The haunting of City Hall

Steven Maxwell was way up in the vaulted ceilings of the library in City Hall one night in the 1980s, vacuuming up fallen plaster and dust when he felt the hair on his neck stand up.

All by himself, Maxwell felt a cold chill and then came the voice.

“I heard a voice, go ‘what are you doing up here?’” said Maxwell, who has worked as a night custodian in City Hall for 32 years. “So I just hurried up and got my stuff done up there and left.”

Maxwell, 52, is not the only person in City Hall who believes the 120-year-old building is haunted by the ghost of career criminal John Moshik, the only person ever hanged in the building. Conversations with those who work the night shift — custodians, security guards and Hennepin County deputies — reveal that many are convinced the building is haunted.

Few people today know that City Hall once held prisoners. Fewer yet are aware that it still is a Hennepin County jail, housing up to 509 inmates on the fourth and fifth floors.

In fact, the place where Moshik was hanged is now a waiting area for jail visitors. Just around the corner is a row of booths divided by glass where inmates talk to their family.

A robbery plot gone awry

At 25 years old, John Moshik had spent nearly half his life behind bars, committing his first crime at age 14.

In October 1897, Moshik had just been released from the Stillwater prison, and within three days he had recruited John Lemke to help him rob travelers in the Camden area of North Minneapolis, according to a history complied by retired City Clerk Steve Ristuben.

The only problem was that Lemke didn’t want to rob any travelers, and when he told this to Moshik, Moshik put two bullets in Lemke’s back before beating him with his revolver.

But Lemke didn’t immediately die. He crawled 200 feet to a farmhouse and once he made it to the hospital he told Minneapolis Police that Moshik shot him. Lemke died shortly after.

A jury convicted Moshik of first-degree murder, and Judge Charles Burke Elliot, the namesake of Elliot Park, sentenced him to hang.

After twice trying to escape and once trying commit suicide, Moshik was hanged on March 18, 1898 in an area on the fifth floor of City Hall, just east of the Fifth Street Tower.

Strange experiences

Ristuben, who compiled the history of the Moshik hanging, worked 37 years in City Hall before he retired in 2010, said custodians have reported a number of strange incidents. Reports circulated about pictures falling off the wall, lights flicking on and off and doors and windows closing and opening mysteriously.

In 1950, assistant county attorney Roy Brumfield suffered a heart attack in Chapel Courtroom, where Moshik had been sentenced. He died on the way to the hospital, according to the history of the Moshik hanging.

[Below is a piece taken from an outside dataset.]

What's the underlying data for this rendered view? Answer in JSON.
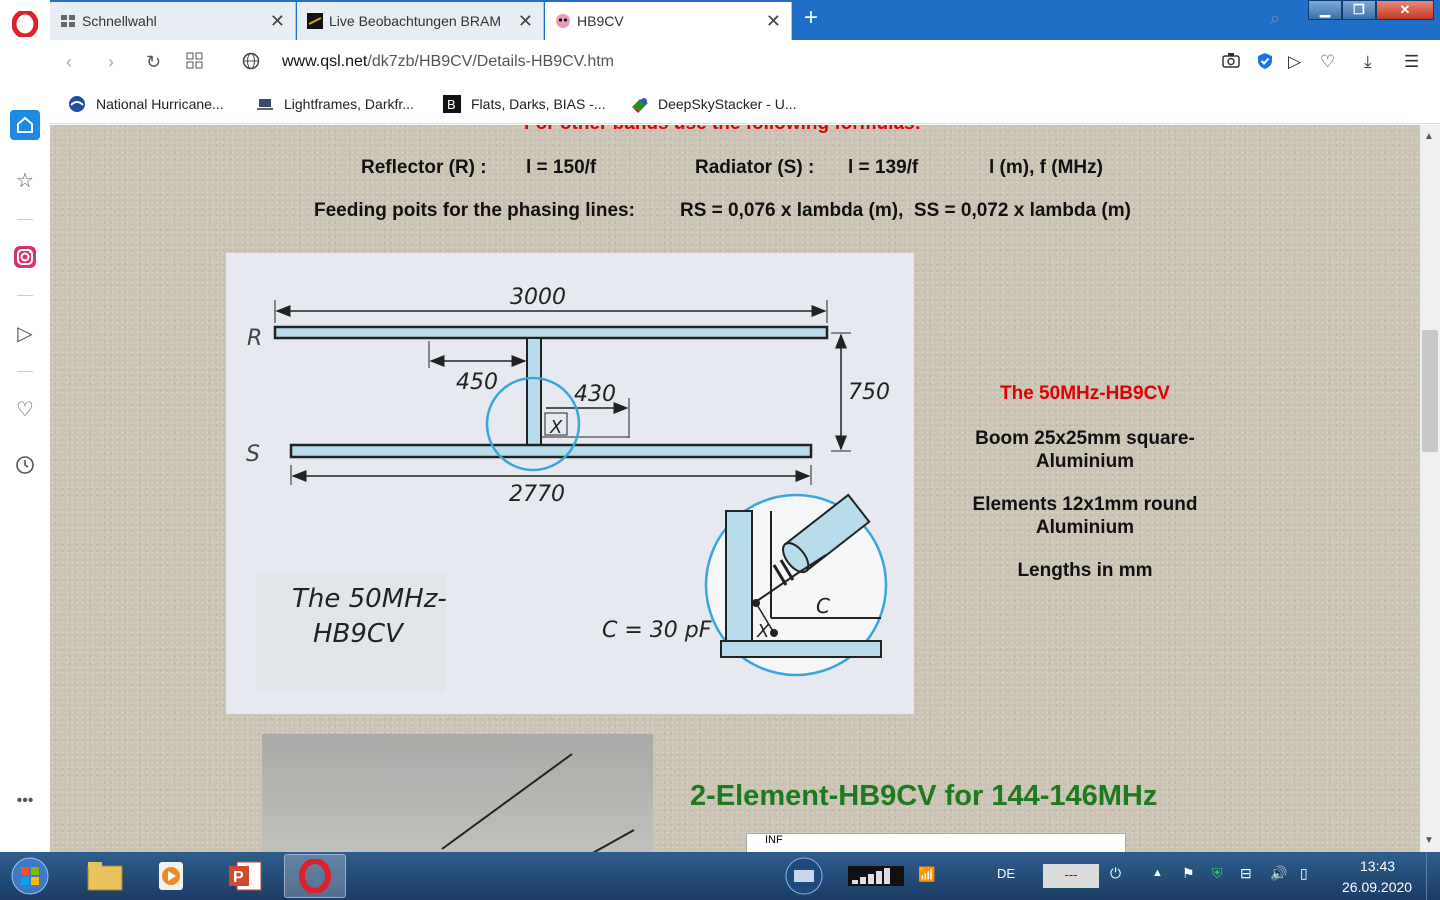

Maxwell said he has also seen a “cloud” moving down the hallway at night and has felt the presence of someone walking behind him up in the attic of City Hall.

Maxwell says he hasn’t had any experiences since the 1980s, though he still works the night shift. Ristuben said most of the stories he heard came from the 1930s, 1940s and 1950s.

“That’s old lore, I would say,” Ristuben said.

Maxwell thinks the Moshik ghost is still around and said his co-workers have reported strange things as well. But, he said, he believes Moshik isn’t out to get people.

“There are friendly ghosts and bad ghosts,” Maxwell said.

A good history lesson

The city of Minneapolis, until a few years ago, hosted an annual “Spooktacular” event at City Hall, where kids came to get candy and play games.

Ristuben used to dress up as Judge Elliot in a courtroom, and when he had a crowd of kids, he would tell them the story of John Moshik.

After telling the story, he would say, “A lot of people believe in ghosts, but I don’t.” And then his son David would pop out, with a rope around his neck and blood on his face.

“He would jump towards the audience and scare the wits out of the kids and adults,” Ristuben said.

But the Moshik story does have some important history.

According to the nonprofit Death Penalty Information Center, execution records are hard to tally, but the group estimates that 66 people were executed in Minnesota before the death penalty was abolished by the state Legislature in 1911.

Since City Hall began construction in 1891, it didn’t last long enough to host any executions except the Moshik hanging. Strangely, a room in the South Tower is believed to have been a death row, with three suspended cells that have since been torn out.

It took Moshik three minutes of hanging before he died. But things didn’t go as smoothly in 1906, when William Williams was hanged in St. Paul. It took two attempts and 14 minutes before Williams died. A few years later, the Legislature voted against the death penalty.

“I don’t think it’s something that’s historically known about,” Ristuben said.